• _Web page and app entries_
────────────────────────────────────────
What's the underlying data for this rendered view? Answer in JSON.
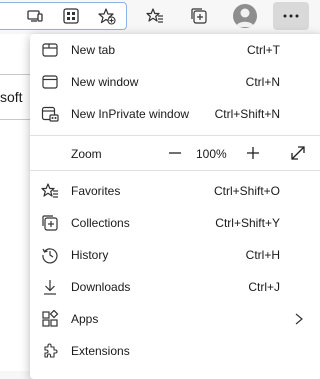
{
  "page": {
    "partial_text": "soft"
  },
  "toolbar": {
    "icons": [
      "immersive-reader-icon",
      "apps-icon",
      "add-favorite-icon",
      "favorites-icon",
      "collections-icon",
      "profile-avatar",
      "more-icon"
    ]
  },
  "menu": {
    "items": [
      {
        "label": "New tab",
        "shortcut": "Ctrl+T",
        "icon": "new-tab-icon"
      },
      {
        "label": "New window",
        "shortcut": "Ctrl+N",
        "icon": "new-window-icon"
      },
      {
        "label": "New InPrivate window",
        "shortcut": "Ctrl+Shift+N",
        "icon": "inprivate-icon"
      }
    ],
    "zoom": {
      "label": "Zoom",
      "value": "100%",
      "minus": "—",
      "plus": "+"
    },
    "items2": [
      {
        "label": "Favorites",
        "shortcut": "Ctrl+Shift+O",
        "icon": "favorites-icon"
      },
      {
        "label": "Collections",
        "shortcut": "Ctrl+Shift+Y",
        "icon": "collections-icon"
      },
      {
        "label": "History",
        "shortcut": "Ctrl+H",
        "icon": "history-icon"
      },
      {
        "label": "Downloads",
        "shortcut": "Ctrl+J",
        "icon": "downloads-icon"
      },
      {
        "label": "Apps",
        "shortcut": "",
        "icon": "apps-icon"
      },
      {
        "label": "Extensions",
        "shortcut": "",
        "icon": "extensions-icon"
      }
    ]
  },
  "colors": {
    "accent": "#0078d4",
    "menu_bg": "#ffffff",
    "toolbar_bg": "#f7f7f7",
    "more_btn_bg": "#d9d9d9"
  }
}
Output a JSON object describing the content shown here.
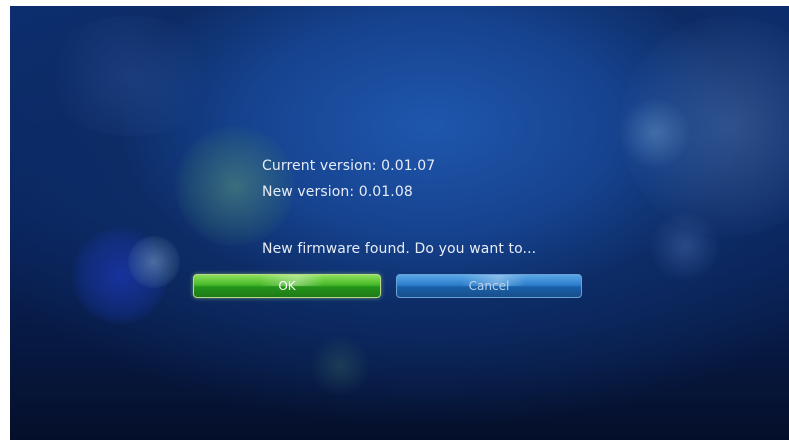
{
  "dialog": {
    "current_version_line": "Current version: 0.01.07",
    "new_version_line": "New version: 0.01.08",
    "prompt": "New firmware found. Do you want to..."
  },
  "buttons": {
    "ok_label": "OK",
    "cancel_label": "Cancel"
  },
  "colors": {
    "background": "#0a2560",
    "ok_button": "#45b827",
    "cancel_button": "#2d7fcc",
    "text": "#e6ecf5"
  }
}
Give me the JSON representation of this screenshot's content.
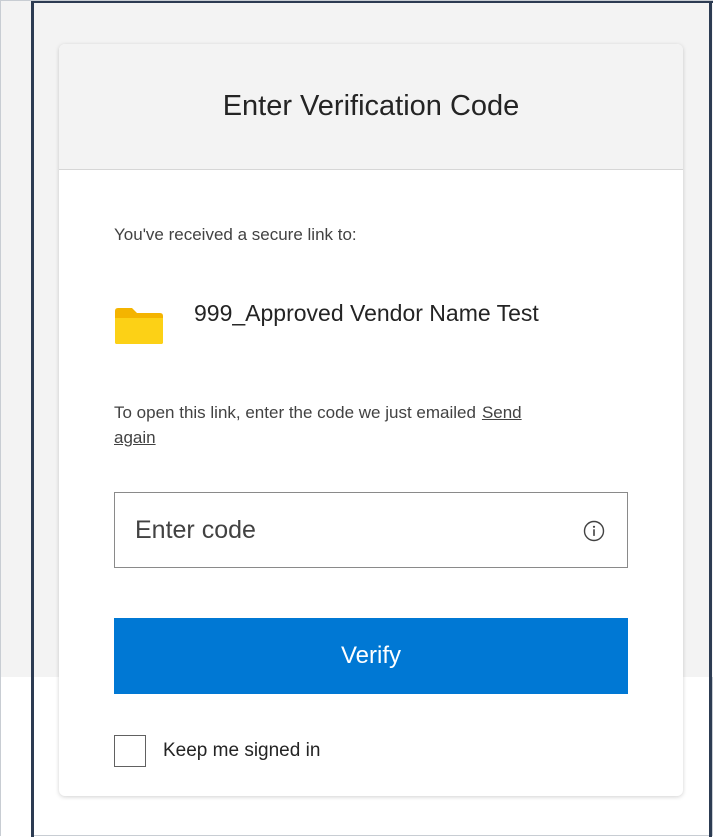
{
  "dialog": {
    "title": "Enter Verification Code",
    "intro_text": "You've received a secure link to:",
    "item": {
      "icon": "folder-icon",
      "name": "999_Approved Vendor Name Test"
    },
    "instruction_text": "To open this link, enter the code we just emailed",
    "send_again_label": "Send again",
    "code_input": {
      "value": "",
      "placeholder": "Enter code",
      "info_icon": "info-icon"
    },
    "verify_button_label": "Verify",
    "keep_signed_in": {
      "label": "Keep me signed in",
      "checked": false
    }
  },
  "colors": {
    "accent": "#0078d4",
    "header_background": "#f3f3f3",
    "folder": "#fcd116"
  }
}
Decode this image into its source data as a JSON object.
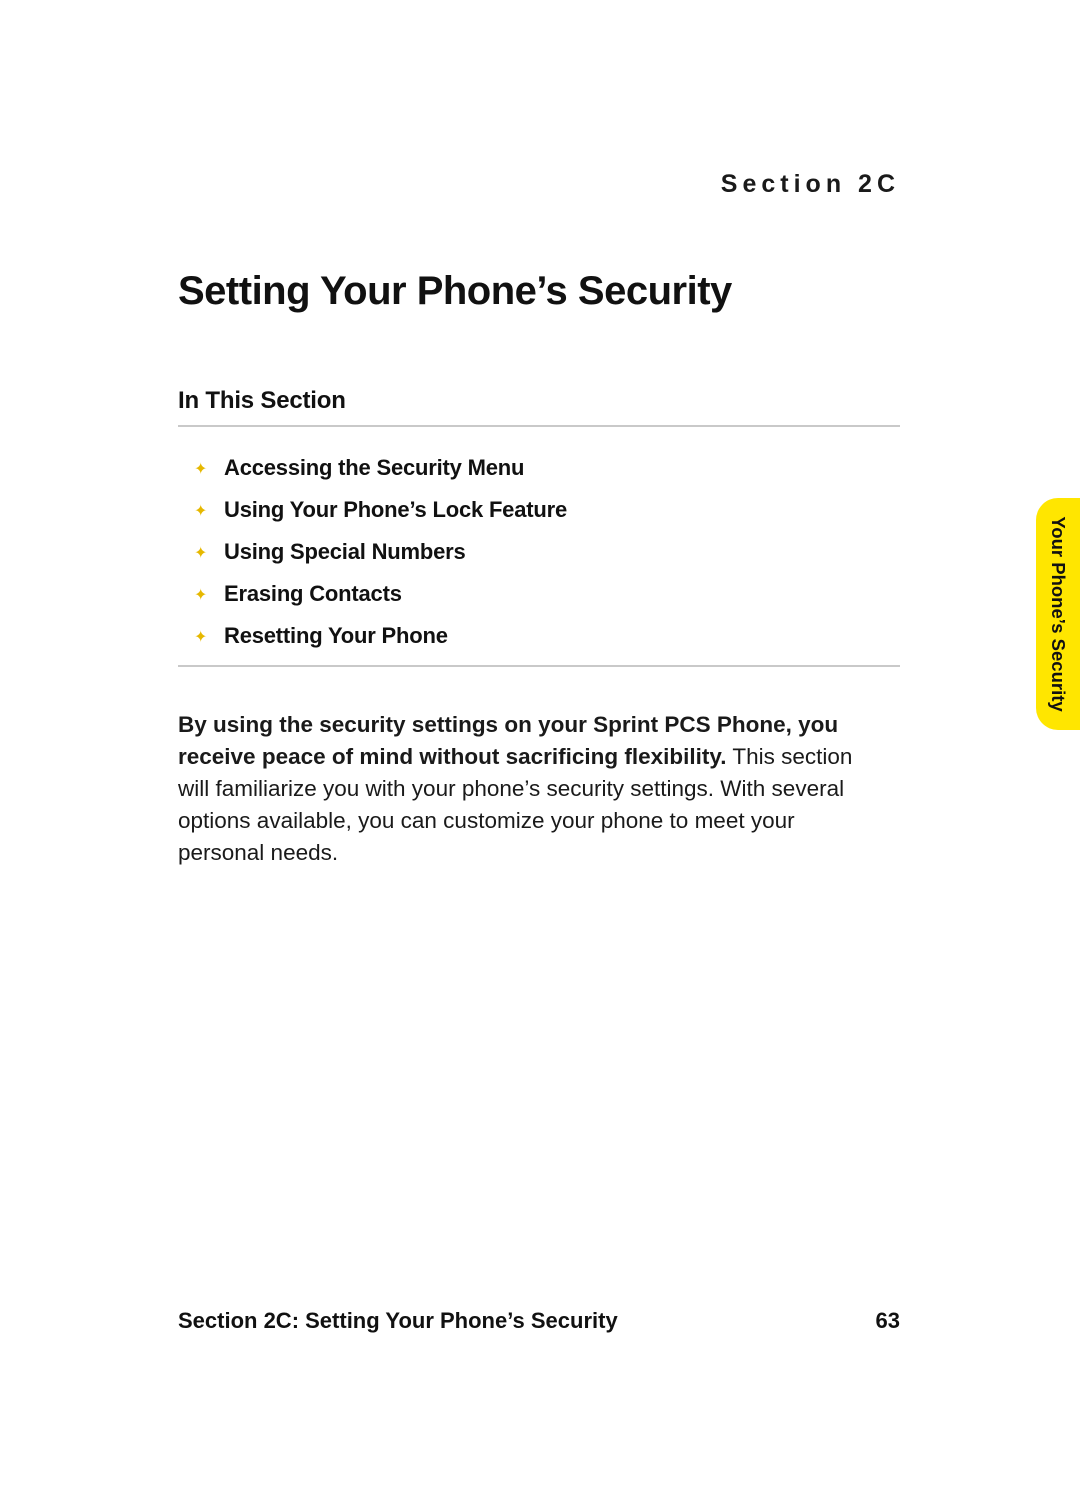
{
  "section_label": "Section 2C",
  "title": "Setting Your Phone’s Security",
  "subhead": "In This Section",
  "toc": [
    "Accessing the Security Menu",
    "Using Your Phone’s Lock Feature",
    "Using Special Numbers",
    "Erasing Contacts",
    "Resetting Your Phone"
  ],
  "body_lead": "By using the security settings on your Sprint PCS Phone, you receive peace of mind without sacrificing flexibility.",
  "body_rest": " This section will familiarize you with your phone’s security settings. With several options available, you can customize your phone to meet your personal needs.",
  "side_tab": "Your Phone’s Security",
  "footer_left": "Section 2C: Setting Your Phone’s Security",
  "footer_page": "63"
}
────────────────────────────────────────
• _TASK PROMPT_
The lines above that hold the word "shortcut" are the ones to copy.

• _REPLY_
        "shortcut": "Ctrl+T",
        "shortcut": "Ctrl+N",
        "shortcut": "Ctrl+Shift+N",
        "shortcut": "Ctrl+Shift+O",
        "shortcut": "Ctrl+Shift+Y",
        "shortcut": "Ctrl+H",
        "shortcut": "Ctrl+J",
        "shortcut": "",
        "shortcut": "",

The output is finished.